Reconstructing Paleoclimates on West Antarctic Ice Sheet Using Ice Core Bubble Number-Density

Open Access
Author:
Fegyveresi, John Michael
Graduate Program:
Geosciences
Degree:
Master of Science
Document Type:
Master Thesis
Date of Defense:
October 06, 2009
Committee Members:
  • Richard B Alley, Thesis Advisor
Keywords:
  • climate
  • paleoclimate
  • ice core
  • bubble number-density
  • reconstruction
  • West Antarctica
  • modeling
Abstract:

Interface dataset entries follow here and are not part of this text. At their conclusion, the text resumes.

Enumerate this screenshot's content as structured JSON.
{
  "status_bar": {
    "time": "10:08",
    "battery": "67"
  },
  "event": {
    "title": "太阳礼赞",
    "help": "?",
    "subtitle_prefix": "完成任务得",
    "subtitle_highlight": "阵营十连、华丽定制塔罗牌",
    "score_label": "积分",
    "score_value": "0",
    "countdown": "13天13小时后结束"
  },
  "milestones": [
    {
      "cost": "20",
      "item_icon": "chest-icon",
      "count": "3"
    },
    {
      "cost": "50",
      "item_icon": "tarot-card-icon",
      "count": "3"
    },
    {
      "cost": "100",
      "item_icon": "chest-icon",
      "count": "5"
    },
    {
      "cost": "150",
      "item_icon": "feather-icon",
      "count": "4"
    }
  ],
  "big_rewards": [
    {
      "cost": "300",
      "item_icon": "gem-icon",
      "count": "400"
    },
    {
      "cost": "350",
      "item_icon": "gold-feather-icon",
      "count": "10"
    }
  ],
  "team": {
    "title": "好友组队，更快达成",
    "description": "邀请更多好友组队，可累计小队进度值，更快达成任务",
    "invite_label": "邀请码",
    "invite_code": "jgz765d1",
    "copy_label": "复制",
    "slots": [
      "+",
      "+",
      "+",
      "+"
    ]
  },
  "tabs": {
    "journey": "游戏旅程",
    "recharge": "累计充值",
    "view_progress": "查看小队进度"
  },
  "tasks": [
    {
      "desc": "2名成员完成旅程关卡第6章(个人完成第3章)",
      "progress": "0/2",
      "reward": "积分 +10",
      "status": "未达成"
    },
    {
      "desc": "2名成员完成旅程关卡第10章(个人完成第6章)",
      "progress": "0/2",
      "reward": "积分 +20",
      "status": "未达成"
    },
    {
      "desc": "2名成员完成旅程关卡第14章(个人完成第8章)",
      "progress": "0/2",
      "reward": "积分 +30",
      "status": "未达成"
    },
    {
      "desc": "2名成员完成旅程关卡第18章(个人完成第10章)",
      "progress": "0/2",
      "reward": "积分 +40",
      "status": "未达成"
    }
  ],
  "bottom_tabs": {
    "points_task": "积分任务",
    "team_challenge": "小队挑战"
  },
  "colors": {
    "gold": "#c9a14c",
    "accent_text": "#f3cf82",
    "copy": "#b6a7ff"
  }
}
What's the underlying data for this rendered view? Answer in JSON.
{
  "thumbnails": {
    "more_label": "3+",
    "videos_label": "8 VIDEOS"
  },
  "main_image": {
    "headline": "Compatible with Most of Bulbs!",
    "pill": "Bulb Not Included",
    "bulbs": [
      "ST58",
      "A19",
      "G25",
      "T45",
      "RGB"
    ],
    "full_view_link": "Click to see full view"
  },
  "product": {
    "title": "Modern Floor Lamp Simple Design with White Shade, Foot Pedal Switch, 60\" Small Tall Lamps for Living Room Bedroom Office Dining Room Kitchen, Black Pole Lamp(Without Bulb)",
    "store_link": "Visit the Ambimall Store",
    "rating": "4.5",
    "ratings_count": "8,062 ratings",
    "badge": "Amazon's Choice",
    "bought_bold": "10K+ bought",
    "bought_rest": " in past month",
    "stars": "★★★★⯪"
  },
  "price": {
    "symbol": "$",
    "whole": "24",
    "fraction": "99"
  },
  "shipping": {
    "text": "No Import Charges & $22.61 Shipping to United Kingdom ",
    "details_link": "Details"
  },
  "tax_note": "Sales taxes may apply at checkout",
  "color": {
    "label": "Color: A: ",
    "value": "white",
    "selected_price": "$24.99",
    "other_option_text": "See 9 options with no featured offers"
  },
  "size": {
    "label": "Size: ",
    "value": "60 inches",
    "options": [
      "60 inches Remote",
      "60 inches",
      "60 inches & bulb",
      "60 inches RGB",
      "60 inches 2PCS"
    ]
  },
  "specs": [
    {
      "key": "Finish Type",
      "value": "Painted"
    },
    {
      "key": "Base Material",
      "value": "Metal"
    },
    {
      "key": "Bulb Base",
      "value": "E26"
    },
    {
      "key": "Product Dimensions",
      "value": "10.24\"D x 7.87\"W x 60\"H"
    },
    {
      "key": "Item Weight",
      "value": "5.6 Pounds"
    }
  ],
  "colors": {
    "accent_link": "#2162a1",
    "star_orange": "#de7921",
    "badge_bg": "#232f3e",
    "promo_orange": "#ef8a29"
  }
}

A new paleoclimatic indicator based on ice core bubble number-density shows a ~1.7°C cooling from ~257 B.C.E. to ~1686 C.E. at the WAIS Divide site in West Antarctica. Independent estimates of paleoclimatic variables increase our confidence in reconstructions. It is known that density increase and grain growth in polar firn are both controlled by temperature and accumulation rate, and the integrated effects are recorded in the number-density of bubbles as the firn changes to ice (Spencer and others, 2006). Number-density is conserved in bubbly ice following “pore close-off”, allowing reconstruction of either paleotemperature, or paleo-accumulation rate if the other is known. In this study, a new quantitative late-Holocene paleoclimate reconstruction is presented for West Antarctica that made use of new data obtained from the WAIS Divide field site, and the new steady-state bubble number-density model developed by Spencer and others (2006). Using samples taken from the WDC06A ice core drilled during the ‘07-’08 West Antarctic Ice Sheet (WAIS) Divide field season, bubble sections were prepared and digitally imaged at the National Ice Core Lab in Lakewood, CO. These images were then manipulated, error-checked and reduced into workable bubble number-density data. For dating purposes and annual layer thicknesses, a preliminary chemistry-based depth-age scale for the WDC06A core was used (McConnell, 2009). Accumulation rates were estimated from the layer thickness after correcting for ice-flow strain (a small correction made using a Nye model) and for densification. (The results are thus subject to revision pending finalization of the depth-age scale for WDC06A). The accumulation rates and bubble number-density data were then used to estimate paleotemperatures, finding a linear cooling of ~1.7°C ± 0.7 between ~257 B.C.E. and ~1686 C.E. This late-Holocene cooling is consistent with new δ18O isotope-derived temperature data (Steig, 2009), modeled borehole temperature data (personal communication from A. Orsi, 2009), and newly modeled elevation data (Pollard & DeConto, 2009; personal communication from D. Pollard, 2009) for WAIS Divide. These results could be indicative of a Little Ice Age (LIA) event in West Antarctica, although paleotemperature ¬data from additional sites would help to corroborate this. The bubble number-density model itself was further validated in this study by an observed ~9% increase in accumulation rate per degree of positive temperature change. This observation is consistent with saturation vapor pressure values (Denton and others, 2005).